It’s the age of experiencification, as retailers race to make brick-and-mortar more alluring to young consumers—adding everything from cafes to rain rooms to cater to the concept that these days stores need to be about more than just shopping. Instagrammable installations and pop-ups are a marketing go-to as well, and it’s true that 80% of 13-17-year-olds, and 75% of 18-35-year-olds tell us that shopping should be an experience. But there’s no stopping the force of online shopping: 69% of 13-35-year-olds tell us that no matter what stores do to make visiting more interesting they’re still going to shop online for many things. And while some have anticipated that Gen Z might save in-person retail, 58% of 13-17-year-olds agree with that statement—and many don’t even have credit cards yet. Retailers need to recalibrate their expectations for in-store performance, potentially adopt a “showroom” mentality, and optimize their online shopping experience.

2. The majority of 13-36-year-olds say streaming services have better shows/movies than cable.

It’s clearly not just retail brands that need to be scared. Cord-cutting is happening even faster than predicted, and at this point binge viewing has become young consumers’ preference. But it’s not binging they’re hooked on: the majority (83%) of 13-36-year-olds tell Ypulse that they think that streaming services (e.g. Netflix, Hulu, etc.) have better shows/movies than cable. That could help explain why our most recent media consumption tracker shows that 74% of 13-36-year-olds report watching Netflix weekly, versus 33% who watch cable weekly. It’s no wonder that networks are launching an onslaught of new streaming services to compete. According to The Hollywood Reporter, CBS, Disney, and Warner Media are hopping on the bandwagon to compete for young cord-cutters’ viewing time.

3. Almost a third of 18-35-year-olds have boycotted a brand.

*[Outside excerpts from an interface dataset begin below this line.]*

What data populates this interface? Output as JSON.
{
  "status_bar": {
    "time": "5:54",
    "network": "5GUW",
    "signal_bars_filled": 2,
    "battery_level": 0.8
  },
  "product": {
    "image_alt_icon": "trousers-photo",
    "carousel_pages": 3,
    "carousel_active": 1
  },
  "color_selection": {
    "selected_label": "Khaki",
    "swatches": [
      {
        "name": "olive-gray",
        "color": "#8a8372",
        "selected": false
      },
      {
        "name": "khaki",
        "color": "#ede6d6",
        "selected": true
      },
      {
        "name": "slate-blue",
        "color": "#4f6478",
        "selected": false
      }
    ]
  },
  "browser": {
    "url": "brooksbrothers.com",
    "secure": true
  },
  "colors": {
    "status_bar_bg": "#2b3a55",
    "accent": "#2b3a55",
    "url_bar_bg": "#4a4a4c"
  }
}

In our From Causes to Crises trend, we looked at brands’ position in today’s post-woke world. More than seven in ten 13-35-year-olds say brands have just as much responsibility as people to get involved with social causes, and even more say that buying products from brands that supports the causes they support makes them feel better about spending money. This movement has gained momentum over the past year, and while some brands have hit the mark, others have found themselves in the crosshairs of social media outrage due to affiliations with unpopular (or “un-woke”) stances. Young consumers are willing to take action when that happens: 31% of 18-35-year-olds, and 21% of 13-17-year-olds, tell us that they have boycotted a brand. Another scary stat? Only 14% of young consumers say they would never stop buying from their favorite brands because of a scandal.

4. Seven in ten 13-34-year-olds are always looking for new products to try.

Young consumers are loyal-ish. We found that almost eight in ten 13-34-year-olds consider themselves loyal to one or more brands, which is good news! But it comes with a caveat: 71% of 13-34-year-olds say they are always looking for new products to try. So even if you think you’ve captured their loyalty, they’ve got a roving eye. This means they’ll stick with the brands they like, but are willing (and eager) to try something new at the same time. Over half of young consumers say that they would stop using the products/services of a brand they have purchased over and over again if another brand made better performing products—so all brands need to be in constant beta, competing against their own last offering.

5. Over three in five 13-36-year-olds feel guilty about spending money.

These are the recession generations. With frugal mentalities baked into them at young ages, they’re practical about their spending, always looking for discounts, and, yes, they even feel guilty about shopping. In our recent research on splurging we found that 68% of 13-36-year-olds feel guilting about spending money. But they are finding ways to feel comfortable about splurging: 92% say they like to “treat themselves” every once in a while, and 84% say that shopping can be self-care.